### RECORDS FOR THE TASK ###

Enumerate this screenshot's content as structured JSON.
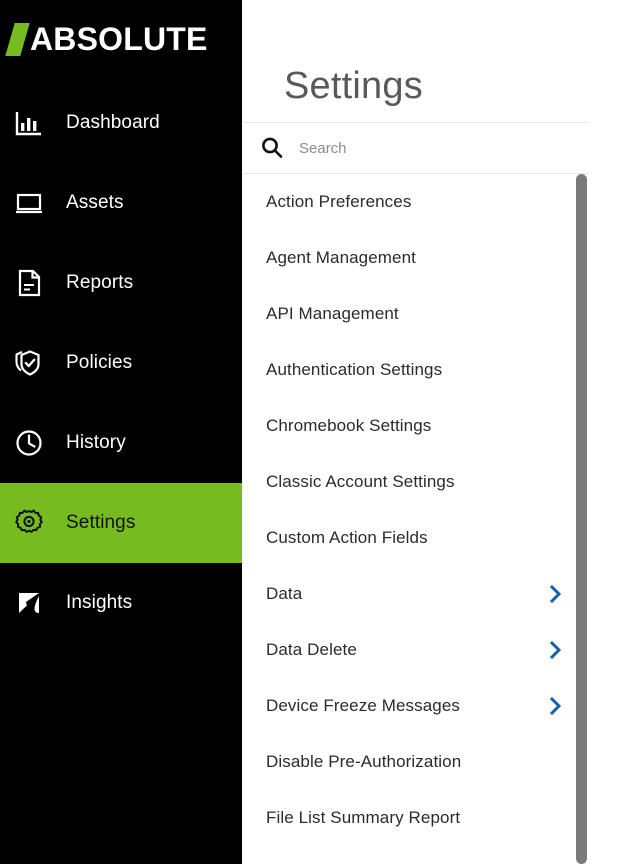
{
  "brand": {
    "name": "ABSOLUTE",
    "accent_green": "#76bc21",
    "slash_icon": "slash-mark"
  },
  "sidebar": {
    "items": [
      {
        "label": "Dashboard",
        "icon": "bar-chart-icon",
        "active": false
      },
      {
        "label": "Assets",
        "icon": "laptop-icon",
        "active": false
      },
      {
        "label": "Reports",
        "icon": "document-icon",
        "active": false
      },
      {
        "label": "Policies",
        "icon": "shield-check-icon",
        "active": false
      },
      {
        "label": "History",
        "icon": "clock-icon",
        "active": false
      },
      {
        "label": "Settings",
        "icon": "gear-icon",
        "active": true
      },
      {
        "label": "Insights",
        "icon": "insights-k-icon",
        "active": false
      }
    ]
  },
  "header": {
    "title": "Settings"
  },
  "search": {
    "placeholder": "Search",
    "value": "",
    "icon": "search-icon"
  },
  "menu": {
    "chevron_color": "#1560ad",
    "items": [
      {
        "label": "Action Preferences",
        "has_submenu": false
      },
      {
        "label": "Agent Management",
        "has_submenu": false
      },
      {
        "label": "API Management",
        "has_submenu": false
      },
      {
        "label": "Authentication Settings",
        "has_submenu": false
      },
      {
        "label": "Chromebook Settings",
        "has_submenu": false
      },
      {
        "label": "Classic Account Settings",
        "has_submenu": false
      },
      {
        "label": "Custom Action Fields",
        "has_submenu": false
      },
      {
        "label": "Data",
        "has_submenu": true
      },
      {
        "label": "Data Delete",
        "has_submenu": true
      },
      {
        "label": "Device Freeze Messages",
        "has_submenu": true
      },
      {
        "label": "Disable Pre-Authorization",
        "has_submenu": false
      },
      {
        "label": "File List Summary Report",
        "has_submenu": false
      }
    ]
  },
  "scrollbar": {
    "orientation": "vertical",
    "thumb_color": "#7a7a7a"
  }
}
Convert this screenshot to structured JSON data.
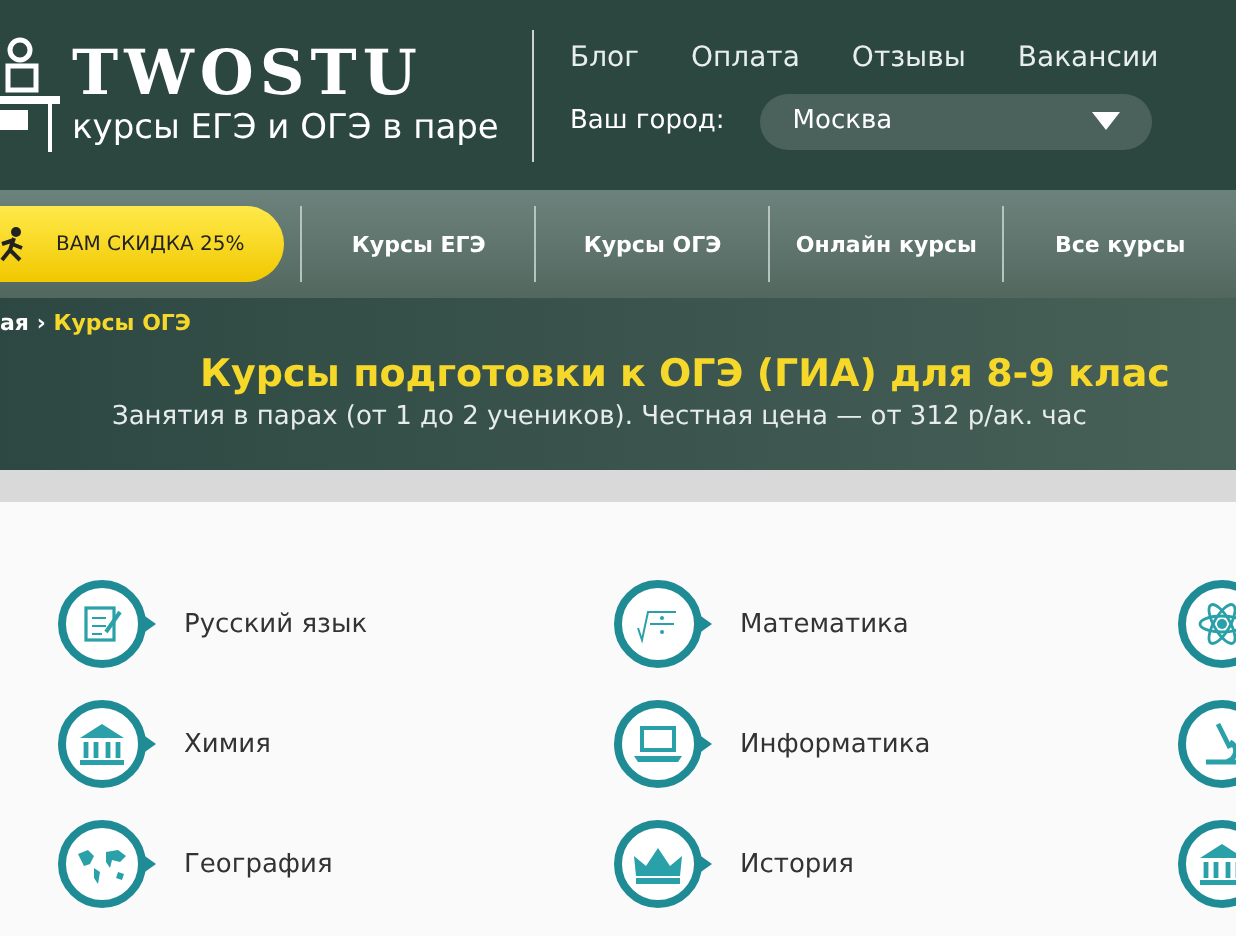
{
  "logo": {
    "name": "TWOSTU",
    "tagline": "курсы ЕГЭ и ОГЭ в паре"
  },
  "top_links": [
    "Блог",
    "Оплата",
    "Отзывы",
    "Вакансии"
  ],
  "city": {
    "label": "Ваш город:",
    "value": "Москва"
  },
  "promo": "ВАМ СКИДКА 25%",
  "menu": [
    "Курсы ЕГЭ",
    "Курсы ОГЭ",
    "Онлайн курсы",
    "Все курсы"
  ],
  "breadcrumb": {
    "parent": "ая",
    "separator": "›",
    "current": "Курсы ОГЭ"
  },
  "title": "Курсы подготовки к ОГЭ (ГИА) для 8-9 клас",
  "subtitle": "Занятия в парах (от 1 до 2 учеников). Честная цена — от 312 р/ак. час",
  "subjects": [
    {
      "label": "Русский язык",
      "kind": "notepad"
    },
    {
      "label": "Математика",
      "kind": "formula"
    },
    {
      "kind": "atom"
    },
    {
      "label": "Химия",
      "kind": "building"
    },
    {
      "label": "Информатика",
      "kind": "laptop"
    },
    {
      "kind": "microscope"
    },
    {
      "label": "География",
      "kind": "map"
    },
    {
      "label": "История",
      "kind": "crown"
    },
    {
      "kind": "building"
    }
  ]
}
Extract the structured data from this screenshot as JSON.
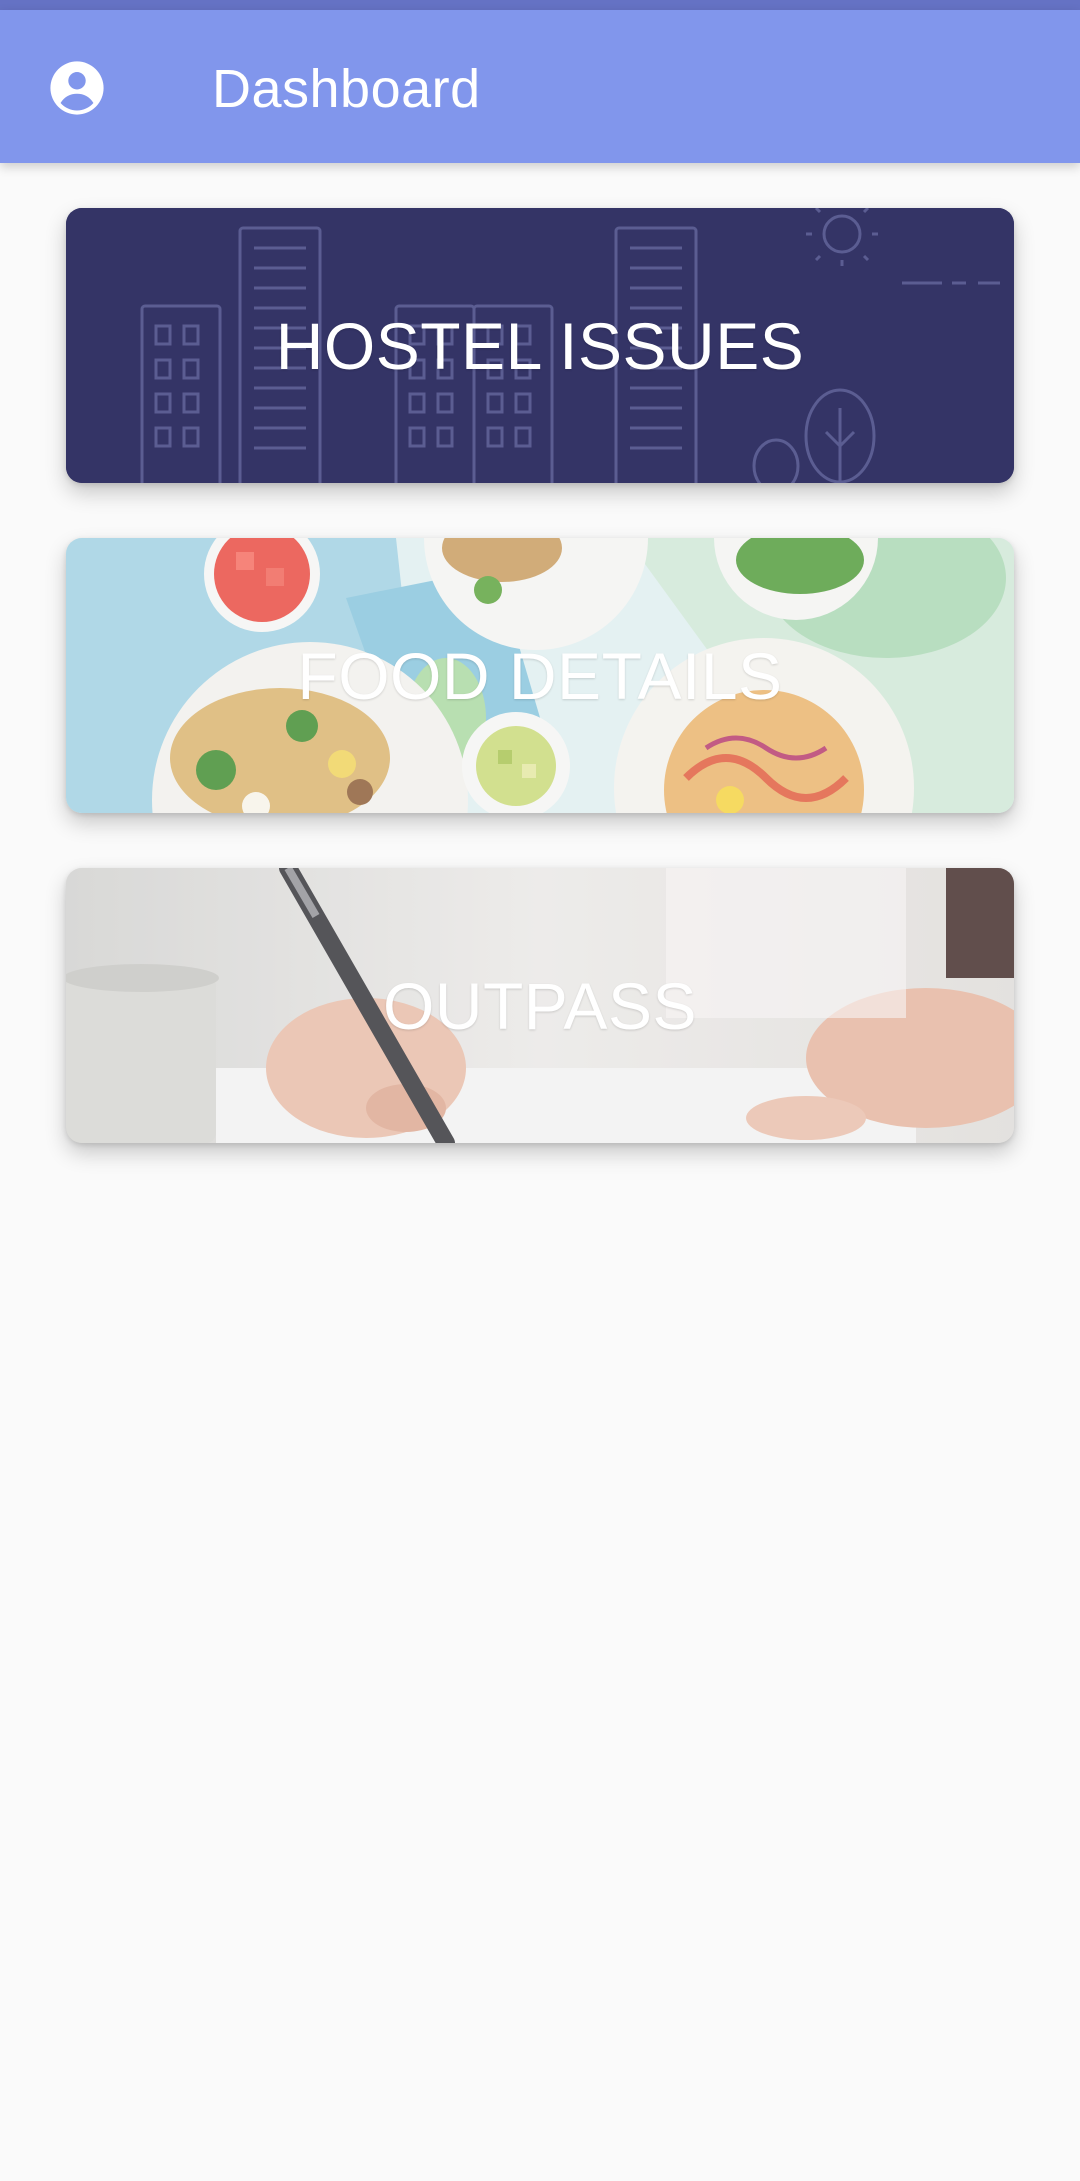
{
  "app_bar": {
    "title": "Dashboard",
    "account_icon": "account-circle-icon",
    "color": "#8196ec"
  },
  "cards": [
    {
      "label": "HOSTEL ISSUES",
      "background": "city-buildings-illustration",
      "color": "#343466"
    },
    {
      "label": "FOOD DETAILS",
      "background": "food-plates-photo"
    },
    {
      "label": "OUTPASS",
      "background": "hand-writing-photo"
    }
  ]
}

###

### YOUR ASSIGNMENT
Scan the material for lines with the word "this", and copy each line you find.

### ANSWER
Enumerate this screenshot's content as structured JSON.
Convert this screenshot to structured JSON data.
Extract the structured data from this screenshot as JSON.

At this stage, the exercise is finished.